Although Chef has had some issues maintaining its momentum in the marketplace in recent years, the organisation has been gaining speed once again. With the new purchase, Progress Software could have what it takes to develop a more competitive tool for the software and DevSecOps environment.
Insight Partners Acquires Veeam
Though a little smaller than some acquisitions from 2020, the decision of Insight Partners to purchase Veeam for $5 billion is still a meaningful one. The purchase followed Insight Partners previously investing $500 million into the cloud data management company in 2019. Veeam is a business responsible for assisting customers with disaster recovery and smart data management.
The deal will come with some major changes in the leadership circle for the combined company, with a new CEO in the form of William H. Largent, previously Veeam’s EVP of Operation. Veeam is currently responsible for supporting around 81% of the Fortune 500 with their business data management needs.
FireEye Buys Respond Software
In one of the most talked-about deals of the year, the intelligence-led security company, FireEye, purchased the investigation automation company Respond Software in 2020. The purchase was finalised at a price of $168 million in stock and cash and aims to deliver new market opportunities for FireEye. Following the purchase, FireEye will be embedding the machine learning tools and Respond Analyst technology of Respond into its ecosystem.
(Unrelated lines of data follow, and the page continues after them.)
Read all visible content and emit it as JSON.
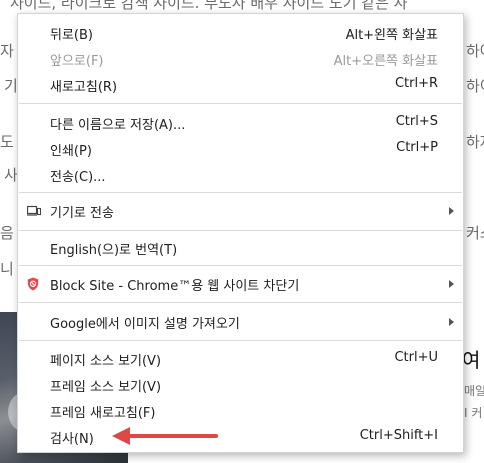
{
  "background": {
    "left_lines": [
      "사",
      "자",
      "기",
      "도",
      "사",
      "음",
      "니"
    ],
    "top_line": "사이드, 라이크로 감색 사이드. 부도사 배우 사이드 도기 같은 사",
    "right_lines": [
      "하여",
      "하이",
      "하자",
      "커스"
    ],
    "right_heading": "여",
    "right_small": [
      "매일",
      "I 커"
    ]
  },
  "menu": {
    "items": [
      {
        "label": "뒤로(B)",
        "shortcut": "Alt+왼쪽 화살표",
        "disabled": false
      },
      {
        "label": "앞으로(F)",
        "shortcut": "Alt+오른쪽 화살표",
        "disabled": true
      },
      {
        "label": "새로고침(R)",
        "shortcut": "Ctrl+R",
        "disabled": false
      },
      {
        "label": "다른 이름으로 저장(A)...",
        "shortcut": "Ctrl+S",
        "disabled": false
      },
      {
        "label": "인쇄(P)",
        "shortcut": "Ctrl+P",
        "disabled": false
      },
      {
        "label": "전송(C)...",
        "shortcut": "",
        "disabled": false
      },
      {
        "label": "기기로 전송",
        "shortcut": "",
        "submenu": true,
        "icon": "device-icon"
      },
      {
        "label": "English(으)로 번역(T)",
        "shortcut": ""
      },
      {
        "label": "Block Site - Chrome™용 웹 사이트 차단기",
        "shortcut": "",
        "submenu": true,
        "icon": "block-site-shield-icon"
      },
      {
        "label": "Google에서 이미지 설명 가져오기",
        "shortcut": "",
        "submenu": true
      },
      {
        "label": "페이지 소스 보기(V)",
        "shortcut": "Ctrl+U"
      },
      {
        "label": "프레임 소스 보기(V)",
        "shortcut": ""
      },
      {
        "label": "프레임 새로고침(F)",
        "shortcut": ""
      },
      {
        "label": "검사(N)",
        "shortcut": "Ctrl+Shift+I"
      }
    ]
  },
  "colors": {
    "annotation_arrow": "#e04848",
    "block_site_icon": "#e5484d"
  }
}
Respond’s cloud-based machine learning service can help to deliver better insights faster, to protect more customers. The companies working together may help to produce a higher level of protection for companies against growing cyber security attacks.